- And the government’s hypocritical approach towards it
Students across the country peacefully marched as part of the ‘student solidarity march’, this past week to have their voices heard, demanding that student unions be reinstated so that they too could be part of the political process while also demanding better budgetary allocation towards education. The movement and the students’ demands have fortunately not fallen on deaf ears. PM Imran Khan, in a tweet, endorsed the need for student unions with a caveat; such student bodies in the past would become violent and therefore a “comprehensive & enforceable code of conduct, learning from the best practices in internationally renowned universities” would be formulated to avoid any undesirable outcomes. Minister for Science and Technology Fawad Chaudhry and Punjab Governor Chaudhry Sarwar maintain the same. If the government does intend to formulate a code of conduct for student unions that suppresses any violent tendencies it would be best if it took all stakeholders on-board, ranging from representatives of the students demanding these changes, experienced educationists and members from the opposition parties as well, since the code of conduct will be set in place for the long-term, and would still be applicable if one of those parties were to come to power at a later stage.
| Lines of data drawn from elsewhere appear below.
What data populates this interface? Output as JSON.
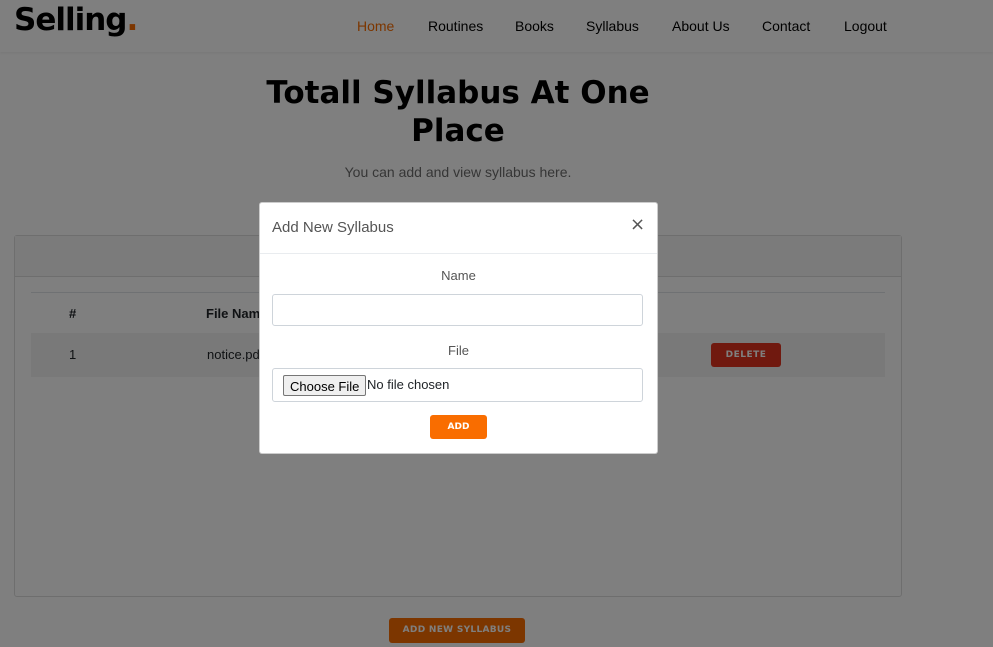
{
  "nav": {
    "brand_text": "Selling",
    "brand_dot": ".",
    "items": [
      {
        "label": "Home",
        "active": true
      },
      {
        "label": "Routines"
      },
      {
        "label": "Books"
      },
      {
        "label": "Syllabus"
      },
      {
        "label": "About Us"
      },
      {
        "label": "Contact"
      },
      {
        "label": "Logout"
      }
    ]
  },
  "hero": {
    "title": "Totall Syllabus At One Place",
    "subtitle": "You can add and view syllabus here."
  },
  "table": {
    "headers": [
      "#",
      "File Nam"
    ],
    "rows": [
      {
        "index": "1",
        "file": "notice.pd",
        "action": "DELETE"
      }
    ]
  },
  "add_new_button": "ADD NEW SYLLABUS",
  "modal": {
    "title": "Add New Syllabus",
    "close": "×",
    "name_label": "Name",
    "name_value": "",
    "file_label": "File",
    "choose_button": "Choose File",
    "no_file_text": "No file chosen",
    "submit": "ADD"
  },
  "colors": {
    "accent": "#f96d00",
    "danger": "#e0321e",
    "overlay": "rgba(0,0,0,0.5)"
  }
}
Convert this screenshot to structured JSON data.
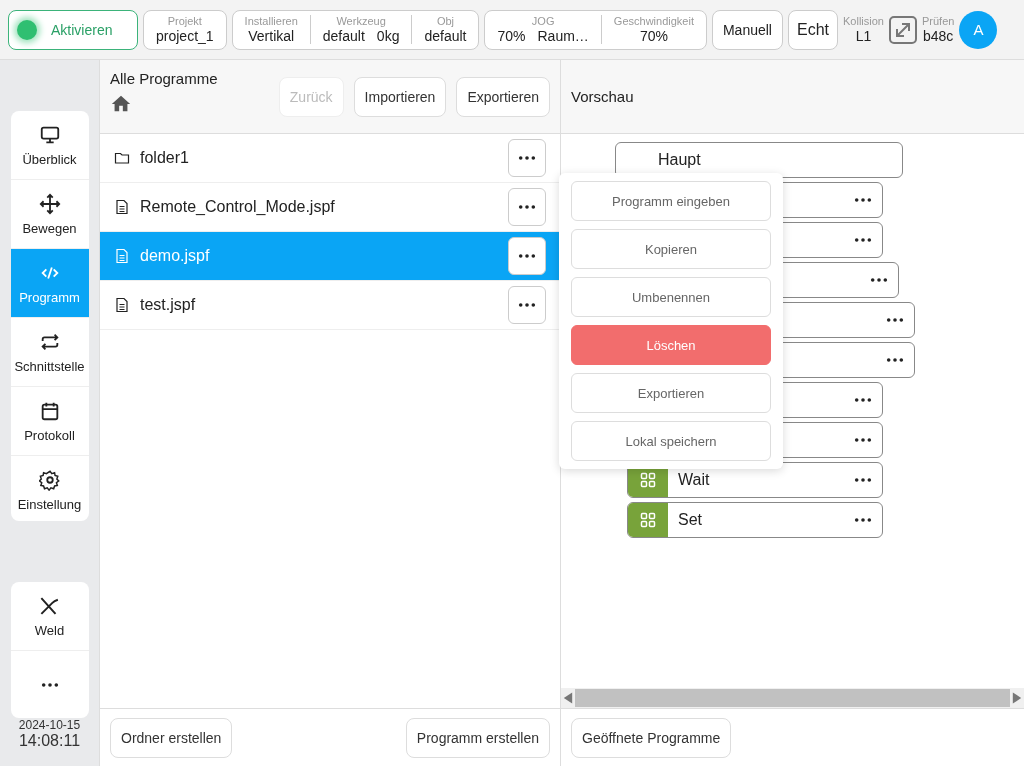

While the government supports the movement and is willing to do something about it, simultaneously, there is resistance as multiple protestors have been booked under sedition charges, including the father of Mashal Khan, Iqbal Lala, who is still waiting for justice for his slain son. All this suggests is that while the government is endorsing the movement overtly, under the surface there are pressures unwilling to let dissenting voices be heard. This is plain and simple hypocrisy and weakness on part of the government and it defeats the purpose of any meaningful progress on the issue at hand. The government must quash the cases filed against all protestors, release those arrested and only then would it be reasonable to assume the government is honestly willing to fulfil the demands of the student protestors.